Equine influenza is a highly infectious respiratory virus, which although rarely fatal can cause high temperature, nasal discharge and coughing. We encourage all our clients to vaccinate against Equine influenza; vaccination reduces clinical signs in the horse and helps reduce the risk of spread of the disease. Influenza vaccine is regularly updated with new strains.
To bring your horses vaccinations up to date you need to ensure that they have had a primary course of three vaccinations and thereafter a yearly booster.
The vaccination protocol is Day 1—first vaccination, 2nd vaccination 21-92 days later (approx four weeks after the first vaccination) 3rd vaccination 150-215 days later (approx five months later) and thereafter, annually.
Equine Influenza vaccination is a requirement of many competitive organisations e.g. British Show jumping, British Eventing, Showing, Jockey Club.
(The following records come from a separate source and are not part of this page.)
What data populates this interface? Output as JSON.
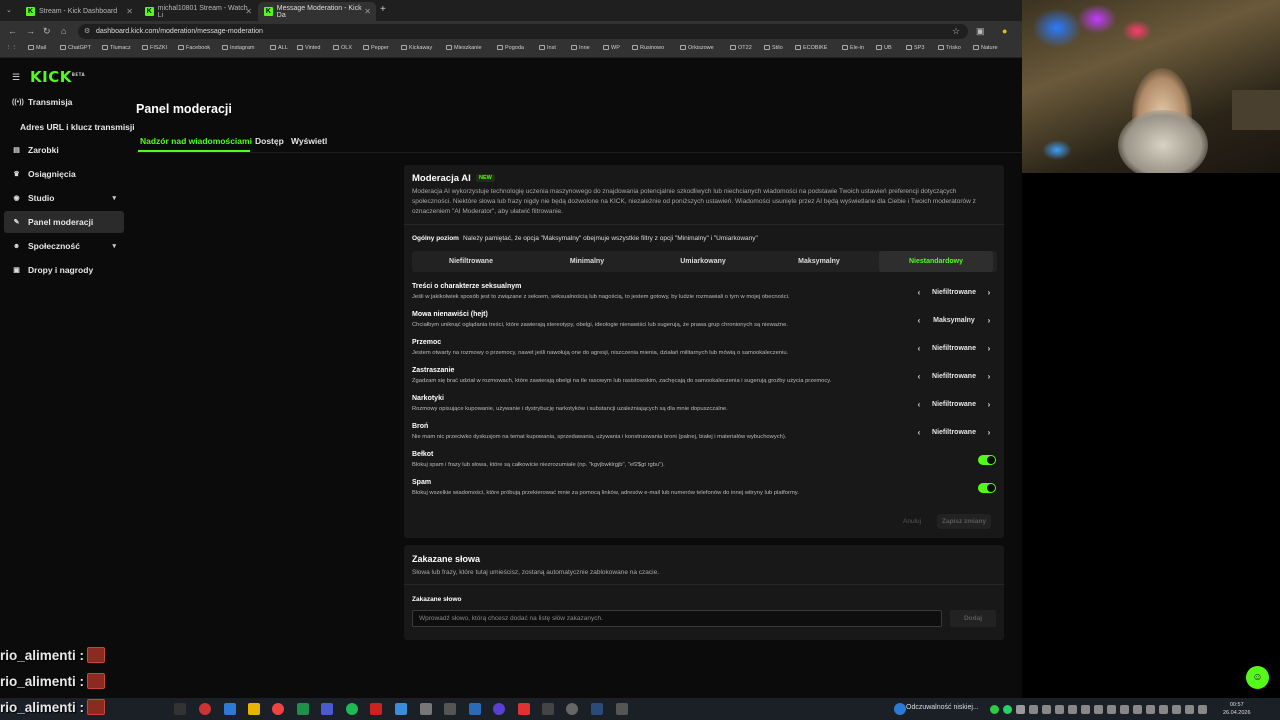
{
  "browser": {
    "tabs": [
      {
        "label": "Stream - Kick Dashboard",
        "active": false
      },
      {
        "label": "michal10801 Stream - Watch Li",
        "active": false
      },
      {
        "label": "Message Moderation - Kick Da",
        "active": true
      }
    ],
    "url": "dashboard.kick.com/moderation/message-moderation",
    "bookmarks": [
      "Mail",
      "ChatGPT",
      "Tłumacz",
      "FISZKI",
      "Facebook",
      "Instagram",
      "ALL",
      "Vinted",
      "OLX",
      "Pepper",
      "Kickaway",
      "Mieszkanie",
      "Pogoda",
      "Inst",
      "Inne",
      "WP",
      "Rusinowo",
      "Orkiszowe",
      "OT22",
      "Stilo",
      "ECOBIKE",
      "Ele-in",
      "UB",
      "SP3",
      "Trisko",
      "Nature"
    ]
  },
  "kick": {
    "logo": "KICK",
    "logo_badge": "BETA",
    "sidebar": [
      {
        "label": "Transmisja",
        "icon": "broadcast-icon"
      },
      {
        "label": "Adres URL i klucz transmisji",
        "icon": ""
      },
      {
        "label": "Zarobki",
        "icon": "money-icon"
      },
      {
        "label": "Osiągnięcia",
        "icon": "trophy-icon"
      },
      {
        "label": "Studio",
        "icon": "studio-icon"
      },
      {
        "label": "Panel moderacji",
        "icon": "wrench-icon"
      },
      {
        "label": "Społeczność",
        "icon": "people-icon"
      },
      {
        "label": "Dropy i nagrody",
        "icon": "gift-icon"
      }
    ],
    "page_title": "Panel moderacji",
    "tabs": [
      "Nadzór nad wiadomościami",
      "Dostęp",
      "Wyświetl"
    ],
    "ai": {
      "title": "Moderacja AI",
      "badge": "NEW",
      "description": "Moderacja AI wykorzystuje technologię uczenia maszynowego do znajdowania potencjalnie szkodliwych lub niechcianych wiadomości na podstawie Twoich ustawień preferencji dotyczących społeczności. Niektóre słowa lub frazy nigdy nie będą dozwolone na KICK, niezależnie od poniższych ustawień. Wiadomości usunięte przez AI będą wyświetlane dla Ciebie i Twoich moderatorów z oznaczeniem \"AI Moderator\", aby ułatwić filtrowanie.",
      "level_label": "Ogólny poziom",
      "level_note": "Należy pamiętać, że opcja \"Maksymalny\" obejmuje wszystkie filtry z opcji \"Minimalny\" i \"Umiarkowany\"",
      "levels": [
        "Niefiltrowane",
        "Minimalny",
        "Umiarkowany",
        "Maksymalny",
        "Niestandardowy"
      ],
      "active_level": "Niestandardowy",
      "categories": [
        {
          "title": "Treści o charakterze seksualnym",
          "desc": "Jeśli w jakikolwiek sposób jest to związane z seksem, seksualnością lub nagością, to jestem gotowy, by ludzie rozmawiali o tym w mojej obecności.",
          "value": "Niefiltrowane"
        },
        {
          "title": "Mowa nienawiści (hejt)",
          "desc": "Chciałbym uniknąć oglądania treści, które zawierają stereotypy, obelgi, ideologie nienawiści lub sugerują, że prawa grup chronionych są nieważne.",
          "value": "Maksymalny"
        },
        {
          "title": "Przemoc",
          "desc": "Jestem otwarty na rozmowy o przemocy, nawet jeśli nawołują one do agresji, niszczenia mienia, działań militarnych lub mówią o samookaleczeniu.",
          "value": "Niefiltrowane"
        },
        {
          "title": "Zastraszanie",
          "desc": "Zgadzam się brać udział w rozmowach, które zawierają obelgi na tle rasowym lub rasistowskim, zachęcają do samookaleczenia i sugerują groźby użycia przemocy.",
          "value": "Niefiltrowane"
        },
        {
          "title": "Narkotyki",
          "desc": "Rozmowy opisujące kupowanie, używanie i dystrybucję narkotyków i substancji uzależniających są dla mnie dopuszczalne.",
          "value": "Niefiltrowane"
        },
        {
          "title": "Broń",
          "desc": "Nie mam nic przeciwko dyskusjom na temat kupowania, sprzedawania, używania i konstruowania broni (palnej, białej i materiałów wybuchowych).",
          "value": "Niefiltrowane"
        }
      ],
      "toggles": [
        {
          "title": "Bełkot",
          "desc": "Blokuj spam i frazy lub słowa, które są całkowicie niezrozumiałe (np. \"kgvjbwklrgjb\", \"ef2$gt rgbu\").",
          "on": true
        },
        {
          "title": "Spam",
          "desc": "Blokuj wszelkie wiadomości, które próbują przekierować mnie za pomocą linków, adresów e-mail lub numerów telefonów do innej witryny lub platformy.",
          "on": true
        }
      ],
      "cancel": "Anuluj",
      "save": "Zapisz zmiany"
    },
    "banned": {
      "title": "Zakazane słowa",
      "desc": "Słowa lub frazy, które tutaj umieścisz, zostaną automatycznie zablokowane na czacie.",
      "field_label": "Zakazane słowo",
      "placeholder": "Wprowadź słowo, którą chcesz dodać na listę słów zakazanych.",
      "add": "Dodaj"
    }
  },
  "overlay_chat": [
    "rio_alimenti :",
    "rio_alimenti :",
    "rio_alimenti :"
  ],
  "taskbar": {
    "notification": "Odczuwalność niskiej...",
    "time": "00:57",
    "date": "26.04.2026"
  },
  "colors": {
    "accent": "#53fc18",
    "panel": "#181818",
    "bg": "#0b0b0b"
  }
}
Also it’s a requirement at certain levels e.g. area Pony Club and Riding Club competitions. Many livery yards and riding establishments require it as well.
The FEI Veterinary Regulations require that all horses are vaccinated against Equine Influenza within SIX months of competing at an FEI event, having had the necessary primary course of vaccinations. This primarily involves international competitions, but may affect some British Eventing and British Show jumping competitions. Please check with your competition governing body.
We politely remind all our clients that although we run a reminder system for vaccinations it is the clients responsibility to ensure that their horses vaccinations are kept up to date.
Tetanus is a life threatening bacterial infection that can enter your horses blood stream via any wound. It is caused by bacteria found in soil. Due to the high uptake of vaccination against Tetanus we rarely see it these days, however any unvaccinated horse is at risk.
Vaccination can be done separately or combined with ‘flu. After a primary course it only needs boosting every two years. Tetanus antitoxin provides short term cover from tetanus (it is an antiserum, not a vaccine) and can be given to unvaccinated injured horses, foals or colts when they are castrated.
It is now common practice to give a tetanus vaccine rather than the antiserum when a horse is at increased risk of tetanus. This has been common practice in human medicine for a long time, but has only recently been recommended in horses.
Equine herpes is an airborne virus which can cause a variety of disorders in the horse; upper respiratory tract infection, abortion in pregnant mares and rarely neurological disease.
Equine Herpes Virus (type 1 and 4) vaccine provides protection against these viruses. It is unclear how much protection vaccine provides against paralysis, but it is assumed there is some. EHV1,4 vaccine requires 6 monthly boosters.
At least 70% of the yard must be vaccinated for this vaccine to be effective at preventing disease. Some of our yards, particularly the larger ones, require EHV vaccination.